Fluoride applied to the surface of the teeth is good, but drinking fluoride in water is bad, insists an Okotoks resident.
Florence Christophers said she would like the Town of Okotoks to stop adding fluoride to the water and she is presenting a summary of studies conducted on the health effects of drinking fluoridated water on Aug. 30 and Sept. 20 at the Okotoks Public Library.
Over the past several months Christophers has been wading through studies and policies from around the world. She has prepared a binder full of peer-reviewed research showing drinking fluoride causes serious health concerns.
Research shows the rate of cavities is no different between municipalities that add fluoride to the water and municipalities that don’t, she said.
She has also found research stating in municipalities that fluoridate the water there is a significant increase in people whose bones are brittle and suffer from fractures in their senior years.
Christophers said it is compelling a dentist who used to be a key supporter for putting fluoride in water is now a key opponent.
“Dr. Hardy Limeback is the head of preventative dentistry at the University of Toronto and he risks his career to stop it and say, ‘I’m deeply concerned about water fluoridation,’” said Christophers. “He’s someone we can’t write off as a quack.”
Limeback and others started to question what effect fluoride could be having throughout the body, since it has hardens teeth.
It is naïve to think fluoride, when ingested, only affects the teeth, he said.
Limeback’s investigations led him to conclude drinking water with fluoride over a lifetime causes health problems throughout the body including problems with the reproductive system, thyroid, pineal gland and bones.
Christophers appealed to Okotoks town council on Aug. 9 to open the issue to a debate.
The Town began adding fluoride to the drinking water in 1980. In 1998, council held a plebiscite, which asked if residents were in favour of continuing fluoridation of the Town’s water supply. The response was 1,442 residents were in favour and 879 residents were opposed.
Council has since continued the practice.
Christophers said she would like to see the Town stop adding fluoride to water because it is difficult to filter out. Residents who want to drink fluoride could put drops into their water, she said.
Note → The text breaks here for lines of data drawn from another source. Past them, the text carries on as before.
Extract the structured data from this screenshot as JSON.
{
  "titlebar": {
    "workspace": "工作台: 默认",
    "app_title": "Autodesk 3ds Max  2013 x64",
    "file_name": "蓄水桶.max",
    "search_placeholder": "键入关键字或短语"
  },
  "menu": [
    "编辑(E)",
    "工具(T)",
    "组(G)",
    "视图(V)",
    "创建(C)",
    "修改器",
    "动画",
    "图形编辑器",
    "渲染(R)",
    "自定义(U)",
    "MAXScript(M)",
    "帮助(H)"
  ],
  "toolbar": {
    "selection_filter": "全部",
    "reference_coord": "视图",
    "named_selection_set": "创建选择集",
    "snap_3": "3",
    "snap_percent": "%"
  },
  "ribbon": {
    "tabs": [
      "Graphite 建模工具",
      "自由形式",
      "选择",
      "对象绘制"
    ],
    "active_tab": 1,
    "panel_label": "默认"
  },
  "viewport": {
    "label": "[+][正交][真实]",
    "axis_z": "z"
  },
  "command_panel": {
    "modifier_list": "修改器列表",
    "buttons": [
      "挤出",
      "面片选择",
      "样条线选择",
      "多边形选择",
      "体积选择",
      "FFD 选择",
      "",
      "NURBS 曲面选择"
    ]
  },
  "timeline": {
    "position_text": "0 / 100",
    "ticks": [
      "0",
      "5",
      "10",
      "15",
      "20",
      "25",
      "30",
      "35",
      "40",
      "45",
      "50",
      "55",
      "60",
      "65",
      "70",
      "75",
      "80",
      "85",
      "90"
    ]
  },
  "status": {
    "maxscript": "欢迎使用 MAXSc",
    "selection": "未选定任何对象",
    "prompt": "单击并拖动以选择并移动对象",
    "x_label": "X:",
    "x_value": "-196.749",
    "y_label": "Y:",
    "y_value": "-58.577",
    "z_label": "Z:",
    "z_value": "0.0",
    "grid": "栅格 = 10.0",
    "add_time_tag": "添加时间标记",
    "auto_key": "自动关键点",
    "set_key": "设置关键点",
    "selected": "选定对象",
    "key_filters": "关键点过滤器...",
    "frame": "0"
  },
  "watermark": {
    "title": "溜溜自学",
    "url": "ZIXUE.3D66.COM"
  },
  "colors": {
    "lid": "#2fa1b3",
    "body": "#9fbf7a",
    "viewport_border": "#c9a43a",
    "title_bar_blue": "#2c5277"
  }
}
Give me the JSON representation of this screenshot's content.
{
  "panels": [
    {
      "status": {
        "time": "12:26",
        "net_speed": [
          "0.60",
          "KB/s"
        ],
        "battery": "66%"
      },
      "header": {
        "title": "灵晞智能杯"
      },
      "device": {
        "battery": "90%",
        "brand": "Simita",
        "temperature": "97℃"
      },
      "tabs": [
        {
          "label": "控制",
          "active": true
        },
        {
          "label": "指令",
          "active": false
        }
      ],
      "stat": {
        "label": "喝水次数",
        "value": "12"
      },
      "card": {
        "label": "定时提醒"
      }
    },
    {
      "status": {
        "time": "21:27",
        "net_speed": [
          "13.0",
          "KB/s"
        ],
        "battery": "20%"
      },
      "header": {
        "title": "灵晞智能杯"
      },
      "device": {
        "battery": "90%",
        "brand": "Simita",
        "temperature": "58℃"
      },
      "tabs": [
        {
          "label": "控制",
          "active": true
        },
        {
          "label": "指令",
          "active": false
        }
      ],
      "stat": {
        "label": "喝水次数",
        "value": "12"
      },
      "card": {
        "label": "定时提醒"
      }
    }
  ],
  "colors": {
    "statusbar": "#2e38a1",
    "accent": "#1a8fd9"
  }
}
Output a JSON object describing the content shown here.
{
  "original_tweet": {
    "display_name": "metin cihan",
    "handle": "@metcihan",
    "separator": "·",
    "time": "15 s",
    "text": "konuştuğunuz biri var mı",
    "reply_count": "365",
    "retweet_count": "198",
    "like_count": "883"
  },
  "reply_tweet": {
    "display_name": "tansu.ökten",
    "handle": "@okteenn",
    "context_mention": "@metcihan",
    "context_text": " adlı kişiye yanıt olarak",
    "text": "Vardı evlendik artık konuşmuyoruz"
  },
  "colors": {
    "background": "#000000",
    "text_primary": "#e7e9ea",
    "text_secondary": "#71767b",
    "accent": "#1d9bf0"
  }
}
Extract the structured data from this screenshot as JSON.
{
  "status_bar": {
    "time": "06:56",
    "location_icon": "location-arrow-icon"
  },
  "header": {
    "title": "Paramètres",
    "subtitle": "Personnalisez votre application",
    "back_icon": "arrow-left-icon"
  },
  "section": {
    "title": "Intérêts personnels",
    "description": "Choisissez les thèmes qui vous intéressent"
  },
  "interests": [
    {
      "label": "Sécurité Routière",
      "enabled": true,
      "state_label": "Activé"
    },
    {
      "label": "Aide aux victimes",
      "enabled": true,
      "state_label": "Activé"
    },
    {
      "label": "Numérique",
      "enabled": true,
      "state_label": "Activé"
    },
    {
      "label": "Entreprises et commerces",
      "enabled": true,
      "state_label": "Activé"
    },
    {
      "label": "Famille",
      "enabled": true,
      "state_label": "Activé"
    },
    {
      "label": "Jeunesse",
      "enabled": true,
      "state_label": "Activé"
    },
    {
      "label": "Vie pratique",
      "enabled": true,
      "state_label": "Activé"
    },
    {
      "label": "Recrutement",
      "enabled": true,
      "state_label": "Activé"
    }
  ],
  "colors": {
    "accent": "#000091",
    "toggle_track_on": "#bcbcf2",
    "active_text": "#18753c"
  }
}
“Fluoride is not like chlorine, where you can buy a Brita filter and it takes the chlorine out,” said Christophers. “Even reverse osmosis filters are only 85 per cent effective at removing it.
“A community like Okotoks needs to look at the issue again in the light of new research.”
Mayor Bill McAlpine said council agreed to look into the issue, although no one was designated to spearhead the project, nor was a date set to bring more information back to council. McAlpine said that following Christophers’ presentation, council specifically wants to look into the evidence that supports fluoridating water.
“We’re going to be pursuing the pro-(fluoridating) side and talk to people who support fluoride and see what their arguments are,” said McAlpine. “I’m not aware of this new research, but personally, I have always been in favour of fluoride in the water because it’s such a minute amount and if it helps your teeth, it’s a good thing. But if she’s bringing these things forward, we have to look at the other side (the fluoridated water advocates), as well.”
The Town of Okotoks adds 0.08 milligrams of fluoride per litre of water, operations manager Dave Robertson said. That amount is regulated by Alberta Environment, under guidance from Alberta Health. To eliminate fluoride from the drinking water would require a plebiscite and then council’s support, he said.
“I can’t just turn it off because somebody phoned about it,” said Robertson. “The only way it could be changed is through another plebiscite and council’s endorsement recommending removal.
“There would likely be strong opposition from Alberta Health, but everybody has an opinion on it.”
Not Robertson, however. He said he is sitting on the fence until he reviews the arguments posed by both sides of the issue.
Florence Christophers’ free presentation on the health impacts of drinking fluoridated water takes place at the Okotoks Public Library on Monday, Aug. 30 and Monday, Sept. 20 at 6:30 p.m.